Noisy play: learning to make music
Music is one of those things that seems to bring people together. You only have to see the effect a particular song or ‘anthem’ has on people, or the big benefit concerts we’ve seen around the world, to know that something magical happens when music is played.
All our children seem to be really musical, they all love to sing and dance, I get constant song requests on the school run and everyone loves to dance around at home. They often have a dance off before bathtime and in the holidays, there’s even more musical expression.
Our big girl plays the guitar, flute and is also learning the keyboard and is frequently found singing and writing music. It’s lovely to see. Any opportunity she is up on the stage, and the boys are starting to love it too.
When I think back, as babies none of them were ‘quiet’ and their play often involved banging things or dropping things, hearing a noise and dropping it again. They all loved to bang a spoon on a pan and were all fascinated by the sound of rain on the car or conservatory roof.

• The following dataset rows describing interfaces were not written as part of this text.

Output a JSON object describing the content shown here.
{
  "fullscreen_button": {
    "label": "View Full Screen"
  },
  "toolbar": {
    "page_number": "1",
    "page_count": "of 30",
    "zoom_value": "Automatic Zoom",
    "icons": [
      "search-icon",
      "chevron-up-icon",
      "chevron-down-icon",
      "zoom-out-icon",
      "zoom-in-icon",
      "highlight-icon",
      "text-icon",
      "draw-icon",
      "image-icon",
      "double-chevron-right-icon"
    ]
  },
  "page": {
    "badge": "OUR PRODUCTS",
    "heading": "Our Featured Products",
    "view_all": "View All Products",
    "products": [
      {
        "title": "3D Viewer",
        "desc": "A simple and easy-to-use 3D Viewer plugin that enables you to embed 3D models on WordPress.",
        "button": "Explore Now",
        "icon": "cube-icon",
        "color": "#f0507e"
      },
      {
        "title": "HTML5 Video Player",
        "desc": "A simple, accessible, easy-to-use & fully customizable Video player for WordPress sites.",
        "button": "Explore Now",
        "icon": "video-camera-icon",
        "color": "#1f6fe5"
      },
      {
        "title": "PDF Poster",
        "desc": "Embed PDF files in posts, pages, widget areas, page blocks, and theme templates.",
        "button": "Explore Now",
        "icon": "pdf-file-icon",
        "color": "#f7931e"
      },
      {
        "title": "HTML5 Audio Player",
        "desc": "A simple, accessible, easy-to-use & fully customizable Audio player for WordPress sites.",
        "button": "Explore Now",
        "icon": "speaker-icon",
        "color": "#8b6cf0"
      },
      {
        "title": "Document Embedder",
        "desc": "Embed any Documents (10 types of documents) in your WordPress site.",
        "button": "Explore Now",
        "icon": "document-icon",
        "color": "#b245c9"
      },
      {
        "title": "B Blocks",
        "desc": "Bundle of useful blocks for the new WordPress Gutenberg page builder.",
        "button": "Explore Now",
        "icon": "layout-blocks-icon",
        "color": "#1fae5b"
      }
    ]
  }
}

We’ve had a range of musical toys over the years and they’ve certainly never needed any encouragement to play with toys that make a noise. They also have music or a story when they go to sleep at night.
There are lots of documented benefits of musical toys including, brightening mood, boosting cognitive skills, and also language skills. Research shows that young children respond to the rhythm and tempo of music and actually find it more engaging than speech itself. Findings by the University of York showed that: “The better the children were able to synchronise their movements with the music, the more they smiled. It remains to be understood why humans have developed this particular predisposition.”
Exposing a baby to music at an early age plays a crucial role in the development of their learning abilities. Singing songs can teach children about how language is put together and when you sing, words and phrases are slowed down and are easier for your baby to understand.
Hape have created a range of musical instruments for babies and toddlers that will enable your little ones to play, clap along, pick up rhythms or sing their favourite songs.
The Hape Baby Drum – £21.99 – is available from Amazon . Bright and interactive, this drum makes funky beats and music by taping the coloured circles. You can encourage your baby to crawl by rolling the Baby Drum, which will activate the sweet music and colourful flashing lights. Your baby can experience the wonder of music and the joy of rhythm from a very early age. Suitable for children from 6m+.
The Hape Shape Sorter Xylophone – is £26.99 – available from Amazon. A xylophone, can teach a child about different tones and pitches of the instrument; stimulating their mind on a completely different level to an ordinary toy as they learn the different notes of each key. It’s lovely to see the reaction on a child’s face as they make their own music.
Hape’s beautiful, traditional toys are only made using water based paints and they test each design rigorously, through safety and quality control to ensure that you only get the best for your little ones. We have quite a few of their toys, their train sets are stunning and the jungle set comes with a musical element as well.
It doesn’t take a lot of effort to get your children to play with toys that create a lot of noise, but imagine if you could help create the next big singer songwriter or musician by encouraging your little ones to play with a musical instrument and express themselves through music.
Do you have musical children? What musical toys do you have to encourage them?